Exercise directions
Which lines of the entries contain the word "this"? Please list them.

Collected data entries
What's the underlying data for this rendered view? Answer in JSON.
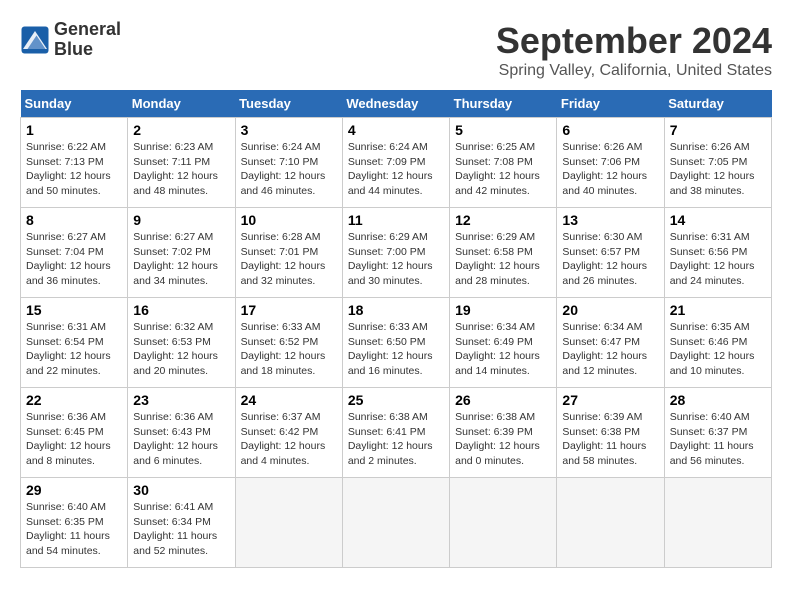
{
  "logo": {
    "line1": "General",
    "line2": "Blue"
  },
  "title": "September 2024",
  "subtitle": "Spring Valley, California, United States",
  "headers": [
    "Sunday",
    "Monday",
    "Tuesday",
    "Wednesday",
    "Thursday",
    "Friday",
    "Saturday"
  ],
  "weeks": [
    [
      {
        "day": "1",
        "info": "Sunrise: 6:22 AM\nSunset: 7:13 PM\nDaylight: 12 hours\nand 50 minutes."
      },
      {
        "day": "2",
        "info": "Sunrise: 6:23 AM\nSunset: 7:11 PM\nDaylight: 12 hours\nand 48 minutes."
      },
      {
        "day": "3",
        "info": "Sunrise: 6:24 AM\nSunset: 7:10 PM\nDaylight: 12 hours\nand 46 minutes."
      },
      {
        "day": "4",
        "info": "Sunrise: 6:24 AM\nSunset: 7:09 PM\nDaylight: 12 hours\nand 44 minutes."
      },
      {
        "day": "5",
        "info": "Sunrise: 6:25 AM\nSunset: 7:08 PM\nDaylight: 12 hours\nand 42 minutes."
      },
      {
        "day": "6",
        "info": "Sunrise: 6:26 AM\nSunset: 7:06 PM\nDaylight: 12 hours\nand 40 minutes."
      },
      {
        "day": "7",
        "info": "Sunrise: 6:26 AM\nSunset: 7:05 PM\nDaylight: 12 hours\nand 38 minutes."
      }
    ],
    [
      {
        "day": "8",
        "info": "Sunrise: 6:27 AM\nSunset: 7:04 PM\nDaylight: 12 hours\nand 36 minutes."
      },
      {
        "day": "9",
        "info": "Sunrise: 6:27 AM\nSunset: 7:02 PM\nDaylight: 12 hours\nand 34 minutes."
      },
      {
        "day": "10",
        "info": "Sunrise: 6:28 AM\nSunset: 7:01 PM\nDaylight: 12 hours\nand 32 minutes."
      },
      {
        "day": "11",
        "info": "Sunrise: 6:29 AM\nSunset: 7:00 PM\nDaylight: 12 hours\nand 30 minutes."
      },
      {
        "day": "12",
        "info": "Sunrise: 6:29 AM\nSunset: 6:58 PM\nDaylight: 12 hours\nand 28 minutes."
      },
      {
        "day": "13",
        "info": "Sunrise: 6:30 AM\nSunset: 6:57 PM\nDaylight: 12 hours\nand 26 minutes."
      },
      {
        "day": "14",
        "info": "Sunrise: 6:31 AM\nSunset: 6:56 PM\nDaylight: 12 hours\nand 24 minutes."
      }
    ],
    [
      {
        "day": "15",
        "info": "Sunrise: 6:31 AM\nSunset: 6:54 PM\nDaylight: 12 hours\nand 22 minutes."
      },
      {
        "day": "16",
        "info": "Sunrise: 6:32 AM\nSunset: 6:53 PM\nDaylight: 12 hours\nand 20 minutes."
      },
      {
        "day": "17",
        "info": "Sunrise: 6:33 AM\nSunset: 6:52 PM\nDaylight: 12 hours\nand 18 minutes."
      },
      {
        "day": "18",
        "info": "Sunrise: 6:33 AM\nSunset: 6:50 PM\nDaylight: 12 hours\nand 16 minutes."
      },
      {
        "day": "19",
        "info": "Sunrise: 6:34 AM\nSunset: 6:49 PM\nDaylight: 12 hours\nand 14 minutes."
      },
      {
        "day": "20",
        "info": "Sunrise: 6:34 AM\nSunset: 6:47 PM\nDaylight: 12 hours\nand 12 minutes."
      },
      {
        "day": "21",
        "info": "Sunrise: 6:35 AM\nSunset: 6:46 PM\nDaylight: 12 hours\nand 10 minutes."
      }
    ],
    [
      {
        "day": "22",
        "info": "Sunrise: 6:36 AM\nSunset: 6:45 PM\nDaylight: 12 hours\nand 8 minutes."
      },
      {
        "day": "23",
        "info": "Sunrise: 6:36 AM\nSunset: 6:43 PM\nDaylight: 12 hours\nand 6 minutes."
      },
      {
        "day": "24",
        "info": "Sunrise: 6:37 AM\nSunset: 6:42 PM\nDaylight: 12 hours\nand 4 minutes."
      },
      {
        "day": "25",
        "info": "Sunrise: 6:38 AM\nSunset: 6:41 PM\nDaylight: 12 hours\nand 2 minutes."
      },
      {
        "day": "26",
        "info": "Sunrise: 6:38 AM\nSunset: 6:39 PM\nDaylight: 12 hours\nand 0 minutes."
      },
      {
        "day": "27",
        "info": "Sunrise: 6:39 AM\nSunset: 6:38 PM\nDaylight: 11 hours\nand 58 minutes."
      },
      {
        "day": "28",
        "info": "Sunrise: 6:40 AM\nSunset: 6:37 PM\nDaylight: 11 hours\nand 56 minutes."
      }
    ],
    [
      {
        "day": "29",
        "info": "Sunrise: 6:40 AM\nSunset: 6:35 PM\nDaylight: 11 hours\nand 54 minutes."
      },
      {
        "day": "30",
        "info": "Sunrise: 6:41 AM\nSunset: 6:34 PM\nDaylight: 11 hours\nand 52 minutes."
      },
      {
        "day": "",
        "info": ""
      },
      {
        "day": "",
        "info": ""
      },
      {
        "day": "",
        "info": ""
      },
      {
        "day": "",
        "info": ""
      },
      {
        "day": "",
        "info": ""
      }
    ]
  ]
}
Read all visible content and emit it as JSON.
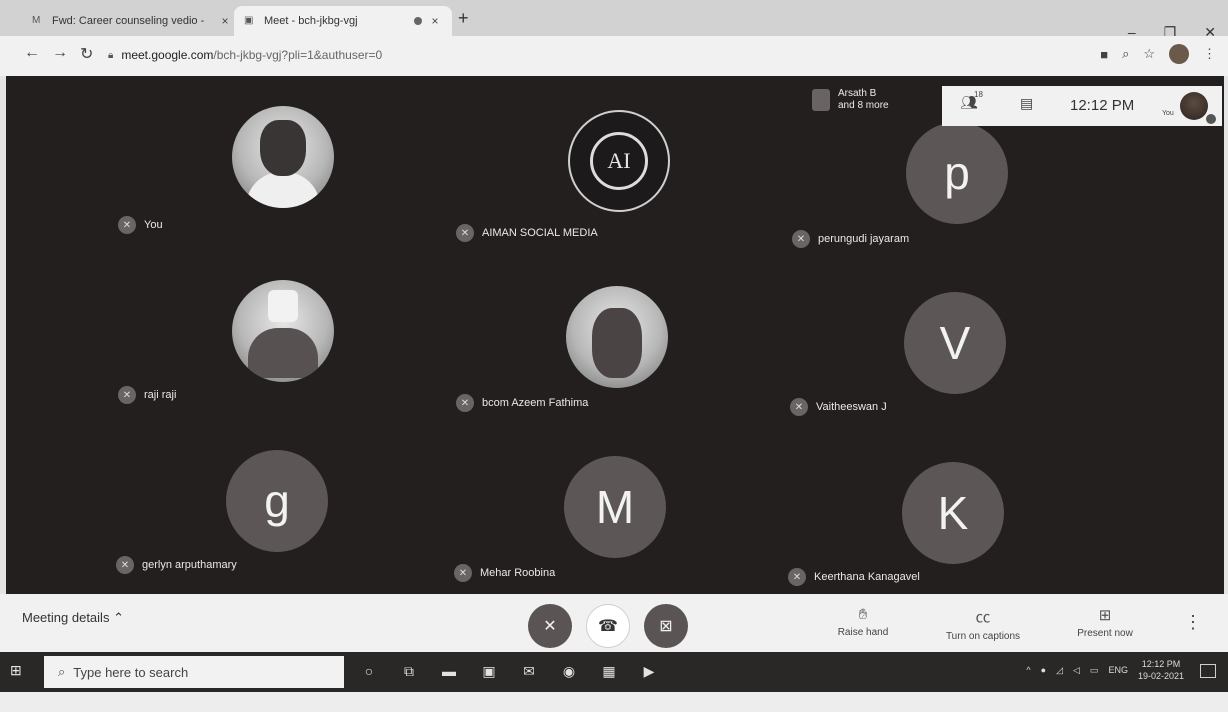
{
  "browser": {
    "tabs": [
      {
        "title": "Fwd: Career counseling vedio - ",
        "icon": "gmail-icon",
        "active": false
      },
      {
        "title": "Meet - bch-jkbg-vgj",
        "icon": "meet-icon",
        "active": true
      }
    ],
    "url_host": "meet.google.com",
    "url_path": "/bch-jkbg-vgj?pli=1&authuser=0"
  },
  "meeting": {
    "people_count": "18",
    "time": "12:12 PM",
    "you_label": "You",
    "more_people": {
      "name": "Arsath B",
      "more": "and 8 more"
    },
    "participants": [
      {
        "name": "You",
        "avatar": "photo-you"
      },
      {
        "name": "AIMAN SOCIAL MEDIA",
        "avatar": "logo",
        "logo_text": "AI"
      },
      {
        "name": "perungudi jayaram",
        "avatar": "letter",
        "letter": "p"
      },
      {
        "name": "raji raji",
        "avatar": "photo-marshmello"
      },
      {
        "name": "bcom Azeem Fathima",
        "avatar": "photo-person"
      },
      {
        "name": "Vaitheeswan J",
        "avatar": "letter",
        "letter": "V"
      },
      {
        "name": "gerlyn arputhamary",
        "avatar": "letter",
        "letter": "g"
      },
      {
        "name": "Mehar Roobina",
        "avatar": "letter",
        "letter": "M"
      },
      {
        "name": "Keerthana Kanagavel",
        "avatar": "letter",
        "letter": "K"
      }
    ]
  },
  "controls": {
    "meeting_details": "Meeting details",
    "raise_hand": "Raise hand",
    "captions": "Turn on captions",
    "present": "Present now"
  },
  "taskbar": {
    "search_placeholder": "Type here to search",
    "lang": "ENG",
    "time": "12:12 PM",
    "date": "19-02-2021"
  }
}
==
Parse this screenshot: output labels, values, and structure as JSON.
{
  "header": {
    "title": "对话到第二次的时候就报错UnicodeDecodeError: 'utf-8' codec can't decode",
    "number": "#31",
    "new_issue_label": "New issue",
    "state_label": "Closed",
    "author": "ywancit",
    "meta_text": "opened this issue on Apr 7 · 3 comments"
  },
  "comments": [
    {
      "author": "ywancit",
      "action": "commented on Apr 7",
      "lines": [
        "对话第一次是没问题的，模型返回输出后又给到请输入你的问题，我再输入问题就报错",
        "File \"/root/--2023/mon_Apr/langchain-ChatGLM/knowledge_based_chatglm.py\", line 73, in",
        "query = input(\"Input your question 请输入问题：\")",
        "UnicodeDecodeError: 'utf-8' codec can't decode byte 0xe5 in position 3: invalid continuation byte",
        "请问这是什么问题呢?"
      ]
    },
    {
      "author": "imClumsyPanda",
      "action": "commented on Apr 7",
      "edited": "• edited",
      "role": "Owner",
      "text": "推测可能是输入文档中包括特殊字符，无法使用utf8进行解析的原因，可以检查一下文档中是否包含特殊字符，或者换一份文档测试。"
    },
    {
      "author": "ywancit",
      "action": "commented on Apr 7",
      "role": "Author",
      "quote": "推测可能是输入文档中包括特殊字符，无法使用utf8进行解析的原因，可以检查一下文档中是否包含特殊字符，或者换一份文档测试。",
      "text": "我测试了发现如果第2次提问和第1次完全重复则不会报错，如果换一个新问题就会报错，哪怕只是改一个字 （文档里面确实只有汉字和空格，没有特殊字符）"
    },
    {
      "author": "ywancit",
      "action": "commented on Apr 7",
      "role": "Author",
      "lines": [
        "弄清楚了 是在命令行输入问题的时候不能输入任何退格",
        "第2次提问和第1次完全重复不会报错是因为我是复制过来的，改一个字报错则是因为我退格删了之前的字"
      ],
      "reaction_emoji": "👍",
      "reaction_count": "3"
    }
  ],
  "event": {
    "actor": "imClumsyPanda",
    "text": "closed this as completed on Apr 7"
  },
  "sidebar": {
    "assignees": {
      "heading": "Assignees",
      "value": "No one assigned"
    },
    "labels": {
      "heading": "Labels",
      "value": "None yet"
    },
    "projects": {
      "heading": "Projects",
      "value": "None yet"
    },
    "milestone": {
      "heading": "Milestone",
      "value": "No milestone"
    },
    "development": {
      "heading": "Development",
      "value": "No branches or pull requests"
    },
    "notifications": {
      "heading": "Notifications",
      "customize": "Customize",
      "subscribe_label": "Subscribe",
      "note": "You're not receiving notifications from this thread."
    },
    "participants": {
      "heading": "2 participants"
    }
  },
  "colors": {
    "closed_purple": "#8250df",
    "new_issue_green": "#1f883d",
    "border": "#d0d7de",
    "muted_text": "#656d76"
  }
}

Response
What's the underlying data for this rendered view? Answer in JSON.
Parse this screenshot: output labels, values, and structure as JSON.
    "meta_text": "opened this issue on Apr 7 · 3 comments"
    "text": "closed this as completed on Apr 7"
      "note": "You're not receiving notifications from this thread."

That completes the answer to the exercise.